==== DATA FOR THIS TASK

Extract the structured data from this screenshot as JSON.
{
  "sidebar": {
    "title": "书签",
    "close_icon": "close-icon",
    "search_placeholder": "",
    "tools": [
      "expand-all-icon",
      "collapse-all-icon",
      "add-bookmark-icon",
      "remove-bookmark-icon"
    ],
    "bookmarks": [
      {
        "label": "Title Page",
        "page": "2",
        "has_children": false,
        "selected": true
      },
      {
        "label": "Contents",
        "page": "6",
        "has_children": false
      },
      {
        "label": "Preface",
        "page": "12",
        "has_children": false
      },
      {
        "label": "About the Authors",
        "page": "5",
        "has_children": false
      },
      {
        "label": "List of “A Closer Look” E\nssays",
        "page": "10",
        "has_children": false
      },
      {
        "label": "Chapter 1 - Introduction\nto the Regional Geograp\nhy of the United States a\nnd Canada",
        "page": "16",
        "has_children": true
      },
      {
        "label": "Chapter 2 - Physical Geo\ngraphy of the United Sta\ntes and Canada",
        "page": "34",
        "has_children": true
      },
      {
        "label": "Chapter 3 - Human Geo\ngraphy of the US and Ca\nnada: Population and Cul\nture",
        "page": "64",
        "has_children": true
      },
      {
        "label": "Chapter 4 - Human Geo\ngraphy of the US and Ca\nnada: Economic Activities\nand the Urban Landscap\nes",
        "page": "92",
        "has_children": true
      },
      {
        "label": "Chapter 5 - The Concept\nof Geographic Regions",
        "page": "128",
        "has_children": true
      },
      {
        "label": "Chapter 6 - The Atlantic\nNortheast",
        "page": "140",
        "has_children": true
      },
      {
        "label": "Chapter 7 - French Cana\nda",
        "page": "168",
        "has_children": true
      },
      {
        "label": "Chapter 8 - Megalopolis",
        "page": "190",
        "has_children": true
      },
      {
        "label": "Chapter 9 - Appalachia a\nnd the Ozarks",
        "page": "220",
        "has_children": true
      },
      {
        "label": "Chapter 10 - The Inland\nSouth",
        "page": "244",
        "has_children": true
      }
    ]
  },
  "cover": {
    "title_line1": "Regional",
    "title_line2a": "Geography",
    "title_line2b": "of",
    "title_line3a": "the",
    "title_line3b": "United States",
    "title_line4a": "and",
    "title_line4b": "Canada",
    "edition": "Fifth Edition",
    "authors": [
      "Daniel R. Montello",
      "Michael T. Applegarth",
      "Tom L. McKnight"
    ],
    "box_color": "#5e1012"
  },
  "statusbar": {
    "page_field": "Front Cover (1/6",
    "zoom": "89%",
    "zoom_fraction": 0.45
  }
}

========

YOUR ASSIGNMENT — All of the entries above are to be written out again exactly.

RESULT FOR THIS EXERCISE —
Extract the structured data from this screenshot as JSON.
{
  "sidebar": {
    "title": "书签",
    "close_icon": "close-icon",
    "search_placeholder": "",
    "tools": [
      "expand-all-icon",
      "collapse-all-icon",
      "add-bookmark-icon",
      "remove-bookmark-icon"
    ],
    "bookmarks": [
      {
        "label": "Title Page",
        "page": "2",
        "has_children": false,
        "selected": true
      },
      {
        "label": "Contents",
        "page": "6",
        "has_children": false
      },
      {
        "label": "Preface",
        "page": "12",
        "has_children": false
      },
      {
        "label": "About the Authors",
        "page": "5",
        "has_children": false
      },
      {
        "label": "List of “A Closer Look” E\nssays",
        "page": "10",
        "has_children": false
      },
      {
        "label": "Chapter 1 - Introduction\nto the Regional Geograp\nhy of the United States a\nnd Canada",
        "page": "16",
        "has_children": true
      },
      {
        "label": "Chapter 2 - Physical Geo\ngraphy of the United Sta\ntes and Canada",
        "page": "34",
        "has_children": true
      },
      {
        "label": "Chapter 3 - Human Geo\ngraphy of the US and Ca\nnada: Population and Cul\nture",
        "page": "64",
        "has_children": true
      },
      {
        "label": "Chapter 4 - Human Geo\ngraphy of the US and Ca\nnada: Economic Activities\nand the Urban Landscap\nes",
        "page": "92",
        "has_children": true
      },
      {
        "label": "Chapter 5 - The Concept\nof Geographic Regions",
        "page": "128",
        "has_children": true
      },
      {
        "label": "Chapter 6 - The Atlantic\nNortheast",
        "page": "140",
        "has_children": true
      },
      {
        "label": "Chapter 7 - French Cana\nda",
        "page": "168",
        "has_children": true
      },
      {
        "label": "Chapter 8 - Megalopolis",
        "page": "190",
        "has_children": true
      },
      {
        "label": "Chapter 9 - Appalachia a\nnd the Ozarks",
        "page": "220",
        "has_children": true
      },
      {
        "label": "Chapter 10 - The Inland\nSouth",
        "page": "244",
        "has_children": true
      }
    ]
  },
  "cover": {
    "title_line1": "Regional",
    "title_line2a": "Geography",
    "title_line2b": "of",
    "title_line3a": "the",
    "title_line3b": "United States",
    "title_line4a": "and",
    "title_line4b": "Canada",
    "edition": "Fifth Edition",
    "authors": [
      "Daniel R. Montello",
      "Michael T. Applegarth",
      "Tom L. McKnight"
    ],
    "box_color": "#5e1012"
  },
  "statusbar": {
    "page_field": "Front Cover (1/6",
    "zoom": "89%",
    "zoom_fraction": 0.45
  }
}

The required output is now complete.